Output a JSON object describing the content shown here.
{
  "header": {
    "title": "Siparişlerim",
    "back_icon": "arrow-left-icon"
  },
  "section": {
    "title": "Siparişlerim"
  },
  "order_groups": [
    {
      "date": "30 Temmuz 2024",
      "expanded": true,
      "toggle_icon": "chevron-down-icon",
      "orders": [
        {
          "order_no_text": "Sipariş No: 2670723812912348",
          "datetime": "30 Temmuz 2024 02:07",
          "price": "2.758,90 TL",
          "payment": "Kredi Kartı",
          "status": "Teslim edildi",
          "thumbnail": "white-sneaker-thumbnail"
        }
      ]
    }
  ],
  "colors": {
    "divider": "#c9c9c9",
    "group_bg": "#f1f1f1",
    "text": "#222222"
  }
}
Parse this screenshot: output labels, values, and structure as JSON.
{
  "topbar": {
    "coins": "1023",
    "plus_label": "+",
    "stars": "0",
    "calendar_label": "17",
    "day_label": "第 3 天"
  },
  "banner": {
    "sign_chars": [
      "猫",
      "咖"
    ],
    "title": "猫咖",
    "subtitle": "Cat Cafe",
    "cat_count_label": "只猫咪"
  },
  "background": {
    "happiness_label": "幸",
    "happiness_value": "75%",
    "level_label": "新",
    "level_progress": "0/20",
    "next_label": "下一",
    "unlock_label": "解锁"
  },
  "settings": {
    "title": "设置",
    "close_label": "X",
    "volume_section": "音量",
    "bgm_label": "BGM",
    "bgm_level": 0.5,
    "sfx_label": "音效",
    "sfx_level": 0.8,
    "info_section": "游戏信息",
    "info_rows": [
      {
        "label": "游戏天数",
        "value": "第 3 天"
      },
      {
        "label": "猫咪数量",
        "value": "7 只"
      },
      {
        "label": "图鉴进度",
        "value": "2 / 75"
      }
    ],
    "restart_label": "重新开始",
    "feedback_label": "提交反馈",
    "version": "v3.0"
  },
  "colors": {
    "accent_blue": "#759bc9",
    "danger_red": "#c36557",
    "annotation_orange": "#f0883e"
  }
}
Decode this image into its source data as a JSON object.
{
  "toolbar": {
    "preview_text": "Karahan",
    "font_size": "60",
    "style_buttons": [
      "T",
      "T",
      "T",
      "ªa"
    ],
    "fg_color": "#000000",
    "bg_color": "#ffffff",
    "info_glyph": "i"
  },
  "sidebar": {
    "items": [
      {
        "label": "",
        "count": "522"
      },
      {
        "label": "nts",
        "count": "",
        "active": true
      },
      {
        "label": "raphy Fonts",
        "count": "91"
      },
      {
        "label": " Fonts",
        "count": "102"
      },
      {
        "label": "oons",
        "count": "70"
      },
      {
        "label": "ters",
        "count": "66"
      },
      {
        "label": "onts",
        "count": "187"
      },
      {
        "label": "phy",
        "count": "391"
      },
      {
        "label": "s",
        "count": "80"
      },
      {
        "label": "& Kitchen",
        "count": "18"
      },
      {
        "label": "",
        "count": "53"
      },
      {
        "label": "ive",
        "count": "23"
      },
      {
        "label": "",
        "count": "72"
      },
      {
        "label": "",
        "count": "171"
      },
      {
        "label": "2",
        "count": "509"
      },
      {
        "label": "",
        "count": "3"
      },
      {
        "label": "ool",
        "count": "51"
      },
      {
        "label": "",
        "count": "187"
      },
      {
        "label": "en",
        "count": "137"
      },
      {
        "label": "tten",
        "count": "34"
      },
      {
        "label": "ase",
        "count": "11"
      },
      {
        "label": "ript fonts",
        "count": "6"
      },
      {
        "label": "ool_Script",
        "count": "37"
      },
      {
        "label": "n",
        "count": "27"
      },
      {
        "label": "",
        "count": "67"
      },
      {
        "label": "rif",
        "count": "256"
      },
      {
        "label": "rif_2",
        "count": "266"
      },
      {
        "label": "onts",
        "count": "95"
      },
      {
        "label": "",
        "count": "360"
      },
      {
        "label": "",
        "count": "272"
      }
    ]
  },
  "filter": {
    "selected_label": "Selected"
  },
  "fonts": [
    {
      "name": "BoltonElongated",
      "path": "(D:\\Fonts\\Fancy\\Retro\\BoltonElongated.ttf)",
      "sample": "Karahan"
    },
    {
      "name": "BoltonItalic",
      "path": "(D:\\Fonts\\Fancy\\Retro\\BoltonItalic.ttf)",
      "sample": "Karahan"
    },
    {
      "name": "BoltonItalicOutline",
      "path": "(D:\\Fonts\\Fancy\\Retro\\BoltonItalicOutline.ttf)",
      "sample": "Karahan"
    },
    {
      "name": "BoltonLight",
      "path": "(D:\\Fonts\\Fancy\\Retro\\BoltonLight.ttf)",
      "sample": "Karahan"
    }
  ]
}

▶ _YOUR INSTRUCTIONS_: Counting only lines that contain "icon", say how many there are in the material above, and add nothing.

▶ _YOUR SOLUTION_: 2